The engineers at JPL know all too well the Olympic parallel: I just heard NASA Deputy Administrator Laurie Barber refer to swimmer Michael Phelps as “not the only one to hold his breath the whole time.”

What a fantastic day for JPL, NASA, and planetary science.

Aug 7
Today Adam Frank wrote this excellent piece for about how seemingly impossible tasks can be solved, as long as we all work together solve them.

Aug 9
Watching the live stream from JPL was completely engrossing, and the ongoing data we are getting (full color photos! GAH!) is just astounding.  David is right…the parallels with Olympic sport are uncanny.  One other similarity is the months and years spent in training (development for the scientists) that no one sees or cares about until the event happens.  Even then, that training is merely a footnote. We, the general populace, have no idea what that is like.  It’s more than just a job; more than a career. It’s truly a lifestyle, something that is completely consuming for the athlete (or scientist). And something I have a hard time really grasping, but I do my best to appreciate the commitment.

Life Without Friction

David pointed me to this excellent NYT opinion piece earlier. Great read, very thorough. So why am I talking about it, when I should just link it and then go my merry way?

Because I think he blows by something crucial, and that is how we have worked so hard to remove friction from all of our interactions. There’s a couple of things…first, it has become important to us to make sharing easy. As an example, I believe Google + would have more traction if it integrated more easily with existing apps like Twitter and Facebook. But it won’t, because Google wants the mindshare. What that means to me, a Google + user, is that I have to post info about this particular blog post more than once. I have to do it twice, at the least. Yes, it’s totally a first world problem, but this rings true for all of us.  Another example: swiping your credit card through a mag strip reader has become so cumbersome for Americans that we have implemented technologies that allow us to just wave the card in your general direction. I like how this particular example  removes ACTUAL friction, and not just perceived toilsome logic steps. Because of the removal of friction, we have become a society that overshares our data, and what government or business in the world doesn’t want that?

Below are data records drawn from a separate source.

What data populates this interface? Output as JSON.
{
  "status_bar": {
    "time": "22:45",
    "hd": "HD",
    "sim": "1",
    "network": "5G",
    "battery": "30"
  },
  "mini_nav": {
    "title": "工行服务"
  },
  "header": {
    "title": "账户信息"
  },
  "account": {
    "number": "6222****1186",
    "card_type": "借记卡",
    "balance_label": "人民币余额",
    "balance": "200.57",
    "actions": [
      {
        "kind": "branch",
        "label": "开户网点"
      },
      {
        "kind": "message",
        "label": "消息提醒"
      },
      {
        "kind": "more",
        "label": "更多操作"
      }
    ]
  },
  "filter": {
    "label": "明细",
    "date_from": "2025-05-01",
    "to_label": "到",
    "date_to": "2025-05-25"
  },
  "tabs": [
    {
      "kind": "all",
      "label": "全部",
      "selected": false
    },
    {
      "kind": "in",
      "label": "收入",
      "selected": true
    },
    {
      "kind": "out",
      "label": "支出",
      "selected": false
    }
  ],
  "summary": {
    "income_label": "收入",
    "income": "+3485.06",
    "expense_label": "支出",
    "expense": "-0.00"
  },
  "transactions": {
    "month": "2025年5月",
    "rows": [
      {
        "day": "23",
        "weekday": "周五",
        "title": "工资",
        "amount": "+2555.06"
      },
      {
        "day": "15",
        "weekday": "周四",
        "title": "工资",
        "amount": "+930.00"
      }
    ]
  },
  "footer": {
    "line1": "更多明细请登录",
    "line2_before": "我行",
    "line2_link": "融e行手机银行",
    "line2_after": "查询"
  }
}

And then we get our panties in a wad when we read about how that government or organization is using those very same technologies to track our movements.

So, before I proceed further, I should make one thing clear. I don’t think ANY agency should be allowed to just approach my tracker carrier and get all of that information without a warrant. IMO, that is a fourth amendment violation. But we threw that right away, as a country, a LONG time ago.

The second part of this issue is that, by removing the friction, we have made the person and the data inseparable. There is absolutely no way to remove that data footprint from the digital world. This poses loads of challenges, not least of which is that we can no longer grow past any youthful indiscretion. That data will always exist, and will continue to exist long after our metabolic processes are history. And what about data that gets added to our digital life that isn’t ours? You think that doesn’t happen? Do you know how easy it is for me to impersonate you? It’s frightfully easy, and even if I’m only marginally successful, that data now has the potential to follow you around forever.

In my mind, I would like to have more friction. Friction is a reminder that I’m doing something real, and that I should think about the consequences of that particular action.